● **PROBLEM TO WORK ON**:
Report how many lines of the data contain the string "window". Add nothing.

● ● ● ● ● ● ●

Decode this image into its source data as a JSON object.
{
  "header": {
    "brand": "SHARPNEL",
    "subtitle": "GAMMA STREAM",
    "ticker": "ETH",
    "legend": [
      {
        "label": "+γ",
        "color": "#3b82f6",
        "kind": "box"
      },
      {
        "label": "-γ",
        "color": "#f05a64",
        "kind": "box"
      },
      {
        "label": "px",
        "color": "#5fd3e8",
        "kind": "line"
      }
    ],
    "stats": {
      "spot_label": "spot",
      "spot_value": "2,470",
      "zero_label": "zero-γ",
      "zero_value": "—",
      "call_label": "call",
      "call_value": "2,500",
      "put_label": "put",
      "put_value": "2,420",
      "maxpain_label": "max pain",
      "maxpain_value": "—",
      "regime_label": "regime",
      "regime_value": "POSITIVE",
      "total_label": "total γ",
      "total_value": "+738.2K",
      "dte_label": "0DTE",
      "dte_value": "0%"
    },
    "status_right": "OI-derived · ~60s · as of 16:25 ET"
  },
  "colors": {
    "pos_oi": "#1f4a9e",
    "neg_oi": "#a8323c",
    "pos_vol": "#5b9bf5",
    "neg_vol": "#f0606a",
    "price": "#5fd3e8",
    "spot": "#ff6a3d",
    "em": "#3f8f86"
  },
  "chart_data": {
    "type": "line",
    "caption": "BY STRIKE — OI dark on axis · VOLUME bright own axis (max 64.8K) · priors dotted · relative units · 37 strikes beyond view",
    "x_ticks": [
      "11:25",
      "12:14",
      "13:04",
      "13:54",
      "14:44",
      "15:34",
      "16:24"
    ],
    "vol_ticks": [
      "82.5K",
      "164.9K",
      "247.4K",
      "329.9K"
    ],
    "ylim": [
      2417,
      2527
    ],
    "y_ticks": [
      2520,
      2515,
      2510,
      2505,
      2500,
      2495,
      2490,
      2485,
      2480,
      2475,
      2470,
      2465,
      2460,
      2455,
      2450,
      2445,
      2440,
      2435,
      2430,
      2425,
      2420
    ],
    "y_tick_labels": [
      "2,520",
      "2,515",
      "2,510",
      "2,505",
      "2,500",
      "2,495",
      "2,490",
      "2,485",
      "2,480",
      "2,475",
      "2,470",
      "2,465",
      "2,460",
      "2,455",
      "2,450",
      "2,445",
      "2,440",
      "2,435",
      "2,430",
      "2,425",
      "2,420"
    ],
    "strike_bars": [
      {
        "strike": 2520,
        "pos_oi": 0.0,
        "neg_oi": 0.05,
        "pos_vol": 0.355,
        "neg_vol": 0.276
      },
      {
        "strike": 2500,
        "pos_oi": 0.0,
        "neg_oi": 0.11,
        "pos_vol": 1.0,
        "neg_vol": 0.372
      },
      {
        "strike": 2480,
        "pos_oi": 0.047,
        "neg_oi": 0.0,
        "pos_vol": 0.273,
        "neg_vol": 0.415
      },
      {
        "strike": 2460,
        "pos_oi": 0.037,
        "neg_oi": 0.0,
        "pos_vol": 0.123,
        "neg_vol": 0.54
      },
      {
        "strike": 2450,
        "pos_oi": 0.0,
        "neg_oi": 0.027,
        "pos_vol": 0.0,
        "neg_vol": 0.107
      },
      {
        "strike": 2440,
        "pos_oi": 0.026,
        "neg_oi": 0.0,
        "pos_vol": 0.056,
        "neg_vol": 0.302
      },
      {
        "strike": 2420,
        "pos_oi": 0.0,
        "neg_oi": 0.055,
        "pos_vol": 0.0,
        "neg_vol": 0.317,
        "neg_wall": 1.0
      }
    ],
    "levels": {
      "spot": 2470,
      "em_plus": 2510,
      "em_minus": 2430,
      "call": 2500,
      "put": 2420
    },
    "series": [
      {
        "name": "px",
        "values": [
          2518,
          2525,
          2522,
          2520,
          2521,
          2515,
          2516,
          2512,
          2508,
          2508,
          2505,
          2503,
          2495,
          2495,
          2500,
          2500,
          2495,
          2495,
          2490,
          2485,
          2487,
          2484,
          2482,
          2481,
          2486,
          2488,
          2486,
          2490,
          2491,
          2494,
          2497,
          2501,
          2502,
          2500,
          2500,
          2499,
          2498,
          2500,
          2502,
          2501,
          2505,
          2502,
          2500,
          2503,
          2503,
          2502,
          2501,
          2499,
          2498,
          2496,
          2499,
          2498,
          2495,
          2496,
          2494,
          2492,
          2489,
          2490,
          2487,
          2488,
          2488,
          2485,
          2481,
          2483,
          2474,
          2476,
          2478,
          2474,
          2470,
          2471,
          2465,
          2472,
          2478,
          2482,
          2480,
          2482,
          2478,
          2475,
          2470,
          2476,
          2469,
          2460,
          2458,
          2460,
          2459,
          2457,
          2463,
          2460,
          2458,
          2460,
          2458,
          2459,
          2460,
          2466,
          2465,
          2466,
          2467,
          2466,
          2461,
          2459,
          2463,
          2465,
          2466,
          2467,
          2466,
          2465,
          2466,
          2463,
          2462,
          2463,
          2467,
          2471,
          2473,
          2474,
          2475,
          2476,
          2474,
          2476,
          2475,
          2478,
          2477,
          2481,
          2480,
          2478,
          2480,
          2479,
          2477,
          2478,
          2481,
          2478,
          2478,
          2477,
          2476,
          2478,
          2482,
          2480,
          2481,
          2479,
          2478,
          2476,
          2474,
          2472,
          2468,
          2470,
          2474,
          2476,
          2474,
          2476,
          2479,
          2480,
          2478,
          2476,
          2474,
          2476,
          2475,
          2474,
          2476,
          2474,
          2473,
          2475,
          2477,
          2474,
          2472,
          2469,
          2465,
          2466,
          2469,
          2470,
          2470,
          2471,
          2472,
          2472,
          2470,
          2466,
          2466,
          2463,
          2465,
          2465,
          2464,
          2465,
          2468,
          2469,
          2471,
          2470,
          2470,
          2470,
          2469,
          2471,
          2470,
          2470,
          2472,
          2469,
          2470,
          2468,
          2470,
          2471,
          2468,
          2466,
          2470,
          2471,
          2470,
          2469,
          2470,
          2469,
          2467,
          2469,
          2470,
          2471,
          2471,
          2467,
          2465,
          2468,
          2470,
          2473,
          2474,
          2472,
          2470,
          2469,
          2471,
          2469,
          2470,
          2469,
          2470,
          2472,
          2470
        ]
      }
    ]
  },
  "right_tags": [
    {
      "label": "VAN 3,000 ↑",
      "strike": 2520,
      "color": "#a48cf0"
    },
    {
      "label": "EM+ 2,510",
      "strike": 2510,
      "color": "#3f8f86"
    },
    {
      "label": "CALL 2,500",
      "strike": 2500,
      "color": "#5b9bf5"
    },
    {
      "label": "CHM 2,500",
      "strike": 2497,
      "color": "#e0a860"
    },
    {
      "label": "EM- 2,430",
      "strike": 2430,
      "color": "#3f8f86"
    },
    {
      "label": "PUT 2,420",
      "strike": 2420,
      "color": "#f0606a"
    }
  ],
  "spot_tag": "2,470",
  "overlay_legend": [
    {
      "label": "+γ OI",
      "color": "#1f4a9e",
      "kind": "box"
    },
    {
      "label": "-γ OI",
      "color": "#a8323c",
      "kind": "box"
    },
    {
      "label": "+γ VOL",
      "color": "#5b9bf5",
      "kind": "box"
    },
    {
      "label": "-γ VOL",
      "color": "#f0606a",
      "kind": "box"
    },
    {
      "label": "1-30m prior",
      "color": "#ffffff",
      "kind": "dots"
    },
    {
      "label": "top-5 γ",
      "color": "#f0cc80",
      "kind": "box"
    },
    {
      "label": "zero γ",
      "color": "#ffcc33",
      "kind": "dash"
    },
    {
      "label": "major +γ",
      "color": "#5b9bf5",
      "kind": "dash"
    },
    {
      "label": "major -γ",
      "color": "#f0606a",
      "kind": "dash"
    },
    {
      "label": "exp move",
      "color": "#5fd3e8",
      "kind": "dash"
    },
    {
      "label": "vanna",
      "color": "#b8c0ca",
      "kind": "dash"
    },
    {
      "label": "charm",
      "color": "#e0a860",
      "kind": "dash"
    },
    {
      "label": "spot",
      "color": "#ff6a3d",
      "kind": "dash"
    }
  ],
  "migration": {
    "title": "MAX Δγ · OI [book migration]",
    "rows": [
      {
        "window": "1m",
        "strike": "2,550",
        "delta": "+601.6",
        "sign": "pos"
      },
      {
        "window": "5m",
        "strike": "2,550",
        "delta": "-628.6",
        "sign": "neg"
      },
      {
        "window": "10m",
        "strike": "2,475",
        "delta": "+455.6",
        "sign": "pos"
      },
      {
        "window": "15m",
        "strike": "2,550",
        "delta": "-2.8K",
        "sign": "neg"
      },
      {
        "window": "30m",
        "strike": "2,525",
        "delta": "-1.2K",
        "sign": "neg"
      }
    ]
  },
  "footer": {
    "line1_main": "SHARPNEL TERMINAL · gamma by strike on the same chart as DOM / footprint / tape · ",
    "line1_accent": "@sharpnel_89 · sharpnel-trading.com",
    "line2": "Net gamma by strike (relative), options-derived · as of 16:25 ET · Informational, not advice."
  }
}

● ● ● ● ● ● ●

● **EXERCISE RESPONSE**:
5